**EXERCISE AIM**
A faithful, complete copy of the records is required.
** EXERCISE DATA follows **
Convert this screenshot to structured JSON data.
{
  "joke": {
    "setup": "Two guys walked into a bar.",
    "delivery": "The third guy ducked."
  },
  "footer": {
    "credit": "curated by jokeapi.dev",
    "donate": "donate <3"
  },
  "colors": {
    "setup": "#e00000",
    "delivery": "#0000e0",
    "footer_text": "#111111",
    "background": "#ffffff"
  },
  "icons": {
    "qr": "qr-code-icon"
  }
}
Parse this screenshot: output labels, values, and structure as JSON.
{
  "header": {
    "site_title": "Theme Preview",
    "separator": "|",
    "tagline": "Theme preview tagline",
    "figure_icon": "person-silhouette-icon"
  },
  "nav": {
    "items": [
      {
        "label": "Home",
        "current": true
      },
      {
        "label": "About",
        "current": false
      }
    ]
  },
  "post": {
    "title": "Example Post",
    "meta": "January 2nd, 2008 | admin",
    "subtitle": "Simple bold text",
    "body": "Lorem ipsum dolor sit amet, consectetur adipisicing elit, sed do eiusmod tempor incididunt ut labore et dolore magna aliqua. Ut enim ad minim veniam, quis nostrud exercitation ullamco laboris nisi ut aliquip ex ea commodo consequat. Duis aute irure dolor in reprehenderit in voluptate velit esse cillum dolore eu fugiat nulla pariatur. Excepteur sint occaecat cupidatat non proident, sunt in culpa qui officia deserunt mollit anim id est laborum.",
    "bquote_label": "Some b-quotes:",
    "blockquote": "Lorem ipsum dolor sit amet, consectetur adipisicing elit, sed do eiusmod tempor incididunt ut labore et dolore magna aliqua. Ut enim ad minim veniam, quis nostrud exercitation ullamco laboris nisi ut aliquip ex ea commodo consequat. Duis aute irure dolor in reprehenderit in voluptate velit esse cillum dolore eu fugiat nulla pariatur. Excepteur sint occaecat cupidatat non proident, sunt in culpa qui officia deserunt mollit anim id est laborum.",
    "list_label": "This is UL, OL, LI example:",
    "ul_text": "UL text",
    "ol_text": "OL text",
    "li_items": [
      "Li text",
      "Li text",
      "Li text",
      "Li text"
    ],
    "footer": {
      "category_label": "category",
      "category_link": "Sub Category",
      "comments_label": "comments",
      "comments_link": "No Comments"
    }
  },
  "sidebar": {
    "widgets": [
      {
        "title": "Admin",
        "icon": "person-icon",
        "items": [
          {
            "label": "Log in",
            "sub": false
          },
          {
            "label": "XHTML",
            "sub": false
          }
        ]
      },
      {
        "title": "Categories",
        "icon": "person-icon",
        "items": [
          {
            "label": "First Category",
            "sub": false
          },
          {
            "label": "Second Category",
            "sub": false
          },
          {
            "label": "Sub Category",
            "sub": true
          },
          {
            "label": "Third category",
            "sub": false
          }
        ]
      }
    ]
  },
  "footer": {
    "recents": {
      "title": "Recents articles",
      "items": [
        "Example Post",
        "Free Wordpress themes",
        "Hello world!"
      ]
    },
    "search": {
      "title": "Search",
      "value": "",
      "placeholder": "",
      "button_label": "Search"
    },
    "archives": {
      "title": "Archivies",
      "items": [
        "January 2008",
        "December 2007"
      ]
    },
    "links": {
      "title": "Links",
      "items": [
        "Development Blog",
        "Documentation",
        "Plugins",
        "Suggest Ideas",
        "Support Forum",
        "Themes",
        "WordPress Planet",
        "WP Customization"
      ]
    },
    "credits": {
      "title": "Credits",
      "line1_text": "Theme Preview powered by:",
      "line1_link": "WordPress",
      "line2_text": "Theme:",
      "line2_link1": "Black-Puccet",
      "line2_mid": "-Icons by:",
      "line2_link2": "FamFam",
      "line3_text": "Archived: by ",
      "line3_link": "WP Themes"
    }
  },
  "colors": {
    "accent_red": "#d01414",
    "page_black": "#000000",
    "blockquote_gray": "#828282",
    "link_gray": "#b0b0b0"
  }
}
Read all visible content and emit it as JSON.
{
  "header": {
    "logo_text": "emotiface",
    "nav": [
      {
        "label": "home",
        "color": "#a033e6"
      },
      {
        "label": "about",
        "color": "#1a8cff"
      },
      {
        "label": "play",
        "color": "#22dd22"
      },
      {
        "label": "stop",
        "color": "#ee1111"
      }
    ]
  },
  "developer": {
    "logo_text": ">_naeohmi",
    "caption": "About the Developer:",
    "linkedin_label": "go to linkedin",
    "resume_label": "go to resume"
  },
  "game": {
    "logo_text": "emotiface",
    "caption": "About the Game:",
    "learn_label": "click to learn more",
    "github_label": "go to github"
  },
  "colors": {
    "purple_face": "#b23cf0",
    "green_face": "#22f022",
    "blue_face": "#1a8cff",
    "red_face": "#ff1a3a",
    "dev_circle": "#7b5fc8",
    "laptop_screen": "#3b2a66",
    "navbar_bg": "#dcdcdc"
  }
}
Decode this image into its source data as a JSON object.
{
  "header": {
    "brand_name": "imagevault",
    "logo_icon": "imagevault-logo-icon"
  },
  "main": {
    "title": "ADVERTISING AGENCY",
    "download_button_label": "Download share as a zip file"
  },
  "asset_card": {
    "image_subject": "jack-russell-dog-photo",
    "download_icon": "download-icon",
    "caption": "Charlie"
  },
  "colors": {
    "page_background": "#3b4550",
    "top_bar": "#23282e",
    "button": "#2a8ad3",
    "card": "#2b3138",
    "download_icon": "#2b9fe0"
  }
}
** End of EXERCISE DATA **
**TASK OUTPUT**
Convert this screenshot to structured JSON data.
{
  "joke": {
    "setup": "Two guys walked into a bar.",
    "delivery": "The third guy ducked."
  },
  "footer": {
    "credit": "curated by jokeapi.dev",
    "donate": "donate <3"
  },
  "colors": {
    "setup": "#e00000",
    "delivery": "#0000e0",
    "footer_text": "#111111",
    "background": "#ffffff"
  },
  "icons": {
    "qr": "qr-code-icon"
  }
}
Parse this screenshot: output labels, values, and structure as JSON.
{
  "header": {
    "site_title": "Theme Preview",
    "separator": "|",
    "tagline": "Theme preview tagline",
    "figure_icon": "person-silhouette-icon"
  },
  "nav": {
    "items": [
      {
        "label": "Home",
        "current": true
      },
      {
        "label": "About",
        "current": false
      }
    ]
  },
  "post": {
    "title": "Example Post",
    "meta": "January 2nd, 2008 | admin",
    "subtitle": "Simple bold text",
    "body": "Lorem ipsum dolor sit amet, consectetur adipisicing elit, sed do eiusmod tempor incididunt ut labore et dolore magna aliqua. Ut enim ad minim veniam, quis nostrud exercitation ullamco laboris nisi ut aliquip ex ea commodo consequat. Duis aute irure dolor in reprehenderit in voluptate velit esse cillum dolore eu fugiat nulla pariatur. Excepteur sint occaecat cupidatat non proident, sunt in culpa qui officia deserunt mollit anim id est laborum.",
    "bquote_label": "Some b-quotes:",
    "blockquote": "Lorem ipsum dolor sit amet, consectetur adipisicing elit, sed do eiusmod tempor incididunt ut labore et dolore magna aliqua. Ut enim ad minim veniam, quis nostrud exercitation ullamco laboris nisi ut aliquip ex ea commodo consequat. Duis aute irure dolor in reprehenderit in voluptate velit esse cillum dolore eu fugiat nulla pariatur. Excepteur sint occaecat cupidatat non proident, sunt in culpa qui officia deserunt mollit anim id est laborum.",
    "list_label": "This is UL, OL, LI example:",
    "ul_text": "UL text",
    "ol_text": "OL text",
    "li_items": [
      "Li text",
      "Li text",
      "Li text",
      "Li text"
    ],
    "footer": {
      "category_label": "category",
      "category_link": "Sub Category",
      "comments_label": "comments",
      "comments_link": "No Comments"
    }
  },
  "sidebar": {
    "widgets": [
      {
        "title": "Admin",
        "icon": "person-icon",
        "items": [
          {
            "label": "Log in",
            "sub": false
          },
          {
            "label": "XHTML",
            "sub": false
          }
        ]
      },
      {
        "title": "Categories",
        "icon": "person-icon",
        "items": [
          {
            "label": "First Category",
            "sub": false
          },
          {
            "label": "Second Category",
            "sub": false
          },
          {
            "label": "Sub Category",
            "sub": true
          },
          {
            "label": "Third category",
            "sub": false
          }
        ]
      }
    ]
  },
  "footer": {
    "recents": {
      "title": "Recents articles",
      "items": [
        "Example Post",
        "Free Wordpress themes",
        "Hello world!"
      ]
    },
    "search": {
      "title": "Search",
      "value": "",
      "placeholder": "",
      "button_label": "Search"
    },
    "archives": {
      "title": "Archivies",
      "items": [
        "January 2008",
        "December 2007"
      ]
    },
    "links": {
      "title": "Links",
      "items": [
        "Development Blog",
        "Documentation",
        "Plugins",
        "Suggest Ideas",
        "Support Forum",
        "Themes",
        "WordPress Planet",
        "WP Customization"
      ]
    },
    "credits": {
      "title": "Credits",
      "line1_text": "Theme Preview powered by:",
      "line1_link": "WordPress",
      "line2_text": "Theme:",
      "line2_link1": "Black-Puccet",
      "line2_mid": "-Icons by:",
      "line2_link2": "FamFam",
      "line3_text": "Archived: by ",
      "line3_link": "WP Themes"
    }
  },
  "colors": {
    "accent_red": "#d01414",
    "page_black": "#000000",
    "blockquote_gray": "#828282",
    "link_gray": "#b0b0b0"
  }
}
Read all visible content and emit it as JSON.
{
  "header": {
    "logo_text": "emotiface",
    "nav": [
      {
        "label": "home",
        "color": "#a033e6"
      },
      {
        "label": "about",
        "color": "#1a8cff"
      },
      {
        "label": "play",
        "color": "#22dd22"
      },
      {
        "label": "stop",
        "color": "#ee1111"
      }
    ]
  },
  "developer": {
    "logo_text": ">_naeohmi",
    "caption": "About the Developer:",
    "linkedin_label": "go to linkedin",
    "resume_label": "go to resume"
  },
  "game": {
    "logo_text": "emotiface",
    "caption": "About the Game:",
    "learn_label": "click to learn more",
    "github_label": "go to github"
  },
  "colors": {
    "purple_face": "#b23cf0",
    "green_face": "#22f022",
    "blue_face": "#1a8cff",
    "red_face": "#ff1a3a",
    "dev_circle": "#7b5fc8",
    "laptop_screen": "#3b2a66",
    "navbar_bg": "#dcdcdc"
  }
}
Decode this image into its source data as a JSON object.
{
  "header": {
    "brand_name": "imagevault",
    "logo_icon": "imagevault-logo-icon"
  },
  "main": {
    "title": "ADVERTISING AGENCY",
    "download_button_label": "Download share as a zip file"
  },
  "asset_card": {
    "image_subject": "jack-russell-dog-photo",
    "download_icon": "download-icon",
    "caption": "Charlie"
  },
  "colors": {
    "page_background": "#3b4550",
    "top_bar": "#23282e",
    "button": "#2a8ad3",
    "card": "#2b3138",
    "download_icon": "#2b9fe0"
  }
}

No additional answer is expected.